Diabetic Retinopathy and Exercise

Diabetic retinopathy is a condition in which the blood vessels that go to your retinas start to bleed. This can cause serious damage to your eyes and in some cases can cost you your vision. The condition is quite common amongst people who have diabetes. However there are ways that it can be managed. If you have diabetic retinopathy exercise can be a useful way to keep it from getting worse since the key to doing that is to keep your diabetes under control.

If you have diabetic retinopathy exercise is often a good way to manage your condition. In fact you may even be able to avoid getting it. The single biggest risk factor to getting diabetic retinopathy is of course having diabetes. Many cases of diabetes are the result of not getting enough exercise and eating a poor diet. Even if you do get diabetes there is no guarantee that you will also get retinopathy. If you can keep your diabetes under control it is quite likely that you will never develop the condition. Exercise is an important part of keeping your diabetes under control.

If you do get diabetic retinopathy exercise will again be an important part of keeping the condition under control. There is no cure for diabetic retinopathy so the only thing that you can do is to manage the condition so that it doesn’t get worse. In the early stages managing the condition is mainly about keeping your diabetes under control. As mentioned before that is done largely through exercise and diet. At this stage of the disease most forms of exercise should be alright but you should probably check with your doctor to make sure.

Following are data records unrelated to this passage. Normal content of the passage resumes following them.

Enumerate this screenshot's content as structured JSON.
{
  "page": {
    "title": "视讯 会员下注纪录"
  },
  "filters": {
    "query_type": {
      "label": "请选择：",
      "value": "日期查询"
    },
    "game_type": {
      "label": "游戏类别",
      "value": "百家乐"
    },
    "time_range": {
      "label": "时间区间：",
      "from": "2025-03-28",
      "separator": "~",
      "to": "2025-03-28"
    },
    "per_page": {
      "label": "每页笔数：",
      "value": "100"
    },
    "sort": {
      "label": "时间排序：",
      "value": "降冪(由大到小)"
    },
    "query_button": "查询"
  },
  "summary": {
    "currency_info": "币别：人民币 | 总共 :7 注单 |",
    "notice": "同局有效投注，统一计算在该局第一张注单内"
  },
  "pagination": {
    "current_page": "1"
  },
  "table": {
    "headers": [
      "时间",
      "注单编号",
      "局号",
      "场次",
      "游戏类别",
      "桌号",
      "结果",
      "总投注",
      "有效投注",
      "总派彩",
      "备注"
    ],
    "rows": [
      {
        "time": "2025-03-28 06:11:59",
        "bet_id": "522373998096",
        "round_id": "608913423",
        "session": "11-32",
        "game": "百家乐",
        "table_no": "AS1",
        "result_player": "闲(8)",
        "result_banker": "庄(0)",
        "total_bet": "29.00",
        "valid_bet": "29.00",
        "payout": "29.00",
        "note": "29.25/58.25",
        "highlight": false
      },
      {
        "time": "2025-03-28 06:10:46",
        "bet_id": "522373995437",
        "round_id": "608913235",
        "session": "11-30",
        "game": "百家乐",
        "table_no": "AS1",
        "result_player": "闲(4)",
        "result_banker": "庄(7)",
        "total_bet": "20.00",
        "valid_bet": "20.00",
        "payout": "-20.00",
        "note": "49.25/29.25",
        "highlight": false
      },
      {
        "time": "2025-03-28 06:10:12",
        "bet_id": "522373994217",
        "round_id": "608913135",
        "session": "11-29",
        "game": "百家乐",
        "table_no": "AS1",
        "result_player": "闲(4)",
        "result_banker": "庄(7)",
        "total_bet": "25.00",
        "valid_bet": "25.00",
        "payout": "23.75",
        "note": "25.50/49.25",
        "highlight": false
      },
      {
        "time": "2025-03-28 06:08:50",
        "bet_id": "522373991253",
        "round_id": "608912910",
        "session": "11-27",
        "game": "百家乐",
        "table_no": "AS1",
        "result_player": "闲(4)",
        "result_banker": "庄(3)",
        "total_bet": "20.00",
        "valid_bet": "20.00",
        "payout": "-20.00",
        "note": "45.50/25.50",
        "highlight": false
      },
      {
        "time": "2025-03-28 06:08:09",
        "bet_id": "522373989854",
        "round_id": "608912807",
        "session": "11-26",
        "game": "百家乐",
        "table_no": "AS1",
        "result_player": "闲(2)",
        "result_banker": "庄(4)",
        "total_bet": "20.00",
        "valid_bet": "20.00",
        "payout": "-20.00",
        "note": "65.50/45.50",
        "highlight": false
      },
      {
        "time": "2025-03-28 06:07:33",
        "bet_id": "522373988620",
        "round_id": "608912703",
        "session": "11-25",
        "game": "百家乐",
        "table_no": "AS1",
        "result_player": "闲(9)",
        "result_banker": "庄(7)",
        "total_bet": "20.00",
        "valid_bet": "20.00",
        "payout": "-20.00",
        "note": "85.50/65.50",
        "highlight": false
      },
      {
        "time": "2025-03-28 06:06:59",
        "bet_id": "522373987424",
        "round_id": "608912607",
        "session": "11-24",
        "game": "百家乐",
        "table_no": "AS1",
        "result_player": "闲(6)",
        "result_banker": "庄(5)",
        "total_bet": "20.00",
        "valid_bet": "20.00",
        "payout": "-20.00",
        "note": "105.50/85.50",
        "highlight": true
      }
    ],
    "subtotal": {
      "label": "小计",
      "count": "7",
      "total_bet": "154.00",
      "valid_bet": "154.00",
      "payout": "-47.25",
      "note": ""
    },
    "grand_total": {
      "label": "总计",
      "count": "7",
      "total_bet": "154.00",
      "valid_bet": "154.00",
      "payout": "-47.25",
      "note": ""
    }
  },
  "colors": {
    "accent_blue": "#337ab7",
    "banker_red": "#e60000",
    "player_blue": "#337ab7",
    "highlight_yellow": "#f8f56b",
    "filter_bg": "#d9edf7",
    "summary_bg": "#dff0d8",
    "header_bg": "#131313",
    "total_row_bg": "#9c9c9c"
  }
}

If you reach the more advanced stages of diabetic retinopathy exercise starts to become more of a problem. At this point you are going to have to limit your exercise to activities that don’t cause a rapid change in blood pressure. This can cause the blood vessels to your retina to leak which will make the condition worse. That means that you want to stay away from activities that involve a large change in pass like basketball, hockey or soccer as they require periods of fast changes of pace. You also want to avoid sports that require a burst of energy like golf or baseball. Your best bet is activities that maintain a steady pace like jogging, swimming or cycling.

If you reach the point where you need to have laser surgery for your diabetic retinopathy exercise will become even more limited. At least while you are recovering from the surgery. During this time you will likely be restricted to very low intensity exercises like walking. Your doctor will tell you what you are limited to and he will let you know when you are ready to go back to some more intense exercise. The last thing that you want is to need another surgery because you rushed back into working out too hard.